Many highly sensitive children struggle with too much stimuli at once. How far should we as parents go to help them reduce the stimuli they have to process?
In Elaine Aron’s words highly sensitive people are:
“….more easily overwhelmed by ‘high volume’ or large quantities of data arriving at once.” Elaine Aron: The Highly Sensitive Child
In essence, a highly sensitive person processes information more thoroughly than others – not just in their head, but with their whole body. They notice much more in their environment that others.
If we think about a highly sensitive child and their typical day in school and their typical after school activities it’s clear how much information (visual, auditory, smell, tastes, activity, emotions, incidents) they are processing in a day. And easy to understand that this is too much for their bodies to handle. Emotional outbursts are a consequence, and an understandable release when you really understand what being highly sensitive means.
For many parents the solution is to reduce the stimuli that a child needs to process in a day. Less stimuli means less information processing. But how far should we go with adapting our children’s environments to reduce the stimuli they are subject to? How far can we go? How quiet should we make things for them? Should we help our children completely adapt to their environments instead? Should we say they just need to be able to cope? Is this even realistic?
There’s a reason I am bringing this up. My son experiences noise in the classroom as loud. He experiences it as much more disturbing than his teacher and classmates. His teacher has said that he complains about the noise when actually it’s pretty quiet to her ears. I’m not there so I cannot make a judgement one way or another. However, what I do know is that the noise that comes in to my son’s ears is real. For him it is loud. He hears every sound, every movement and doesn’t filter that out. The noise is real. And it fills his bucket, disturbs his concentration and ends up irritating him. This irritation comes out at home.

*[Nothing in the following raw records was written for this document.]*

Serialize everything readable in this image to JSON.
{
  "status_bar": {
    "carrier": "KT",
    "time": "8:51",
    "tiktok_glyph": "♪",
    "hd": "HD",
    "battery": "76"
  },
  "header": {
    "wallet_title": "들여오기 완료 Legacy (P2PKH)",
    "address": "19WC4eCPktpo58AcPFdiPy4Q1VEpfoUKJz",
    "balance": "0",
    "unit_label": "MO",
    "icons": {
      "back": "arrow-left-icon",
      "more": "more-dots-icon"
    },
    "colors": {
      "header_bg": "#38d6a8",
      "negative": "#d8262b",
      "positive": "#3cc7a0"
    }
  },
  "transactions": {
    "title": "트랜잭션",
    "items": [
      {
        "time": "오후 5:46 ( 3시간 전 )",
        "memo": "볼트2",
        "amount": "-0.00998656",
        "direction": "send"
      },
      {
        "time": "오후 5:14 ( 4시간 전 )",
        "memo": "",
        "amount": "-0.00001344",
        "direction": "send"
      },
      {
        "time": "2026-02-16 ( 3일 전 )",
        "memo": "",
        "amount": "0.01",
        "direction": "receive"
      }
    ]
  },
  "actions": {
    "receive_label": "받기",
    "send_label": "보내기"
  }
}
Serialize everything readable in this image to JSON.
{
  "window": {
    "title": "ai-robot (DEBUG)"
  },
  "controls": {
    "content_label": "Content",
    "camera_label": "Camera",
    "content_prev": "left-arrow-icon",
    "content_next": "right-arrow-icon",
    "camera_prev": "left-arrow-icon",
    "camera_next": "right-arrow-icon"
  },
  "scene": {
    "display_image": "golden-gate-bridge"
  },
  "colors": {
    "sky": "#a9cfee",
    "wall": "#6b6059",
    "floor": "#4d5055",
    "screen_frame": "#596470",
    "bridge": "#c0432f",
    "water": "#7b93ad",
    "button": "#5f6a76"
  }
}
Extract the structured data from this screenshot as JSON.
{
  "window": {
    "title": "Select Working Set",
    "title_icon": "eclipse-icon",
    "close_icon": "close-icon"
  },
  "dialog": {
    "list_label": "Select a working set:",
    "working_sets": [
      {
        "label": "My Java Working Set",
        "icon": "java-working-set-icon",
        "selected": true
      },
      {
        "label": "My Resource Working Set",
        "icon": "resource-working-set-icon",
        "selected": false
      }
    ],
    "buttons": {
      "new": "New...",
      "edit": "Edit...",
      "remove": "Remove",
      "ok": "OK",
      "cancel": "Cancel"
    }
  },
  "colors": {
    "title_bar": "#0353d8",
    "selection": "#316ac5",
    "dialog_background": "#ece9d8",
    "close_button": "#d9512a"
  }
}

It has been a problem in the school environment for many years. He has tools to help him (noise reducing headphones, privacy screen on his desk, opportunity to work outside the classroom) but it remains an issue. Noise, and his perception of it, effects how he feels in a classroom. He wants silence to work in. He will never get that in a traditional schooling environment. So we need to find a way for him to cope with noise. That’s the conclusion after discussions with school. He will eventually go to secondary school, which will mean even more noise and stimuli, and he will have to cope there too.
Cope. I’m not happy with that word. It’s about getting through a school day. It’s about surviving. We’re not talking about helping him flourish in school. We are talking about how to get him out of an average school day in one piece.
My husband and I were talking. Are we talking about changing our child? Are we trying to change the essence of who he is so he can cope at school? Can a highly sensitive child really learn to filter out the noise around them?
I am in my 40s and as I type there’s a faint drilling noise coming through my home office wall; it’s like a mosquito buzzing in my ear and it is slowly but surely GETTING ON MY NERVES. So coping mechanisms – how far can we go? How far should we go? What do we just need to accept as physical and sensory limitations? Must a HSC adapt to their surroundings or should we adapt their surroundings to help them?
It’s a question many parents ask themselves.
It’s why many choose to remove the stimuli of a school day completely and homeschool their highly sensitive children.
It’s why parents make sure quiet time is built in to each and every day of a highly sensitive child’s life.
It’s why parents keep after school activities and play dates at a minimum.
It’s why parents of HSCs are endlessly in discussion with teachers and heads of schools.
It’s why many parents of HSCs feel conflicted and confused.
It’s why many parents of HSCs feel like they are banging their heads against a brick wall when discussing their child.
Parenting a highly sensitive child is very much about creating the balance between ensuring that a child feels comfortable in their own skin, knowing they are loved and accepted as they are, and helping them thrive in a world that just isn’t built to accommodate highly sensitive traits. How we do that is our own personal journey and it’s not an easy one. Luckily we are in this together to try and figure it out.
Over to You: How far do you go to reduce stimuli in your child’s environment? What is your best tip to help other parents of highly sensitive children help their children cope with busy environments?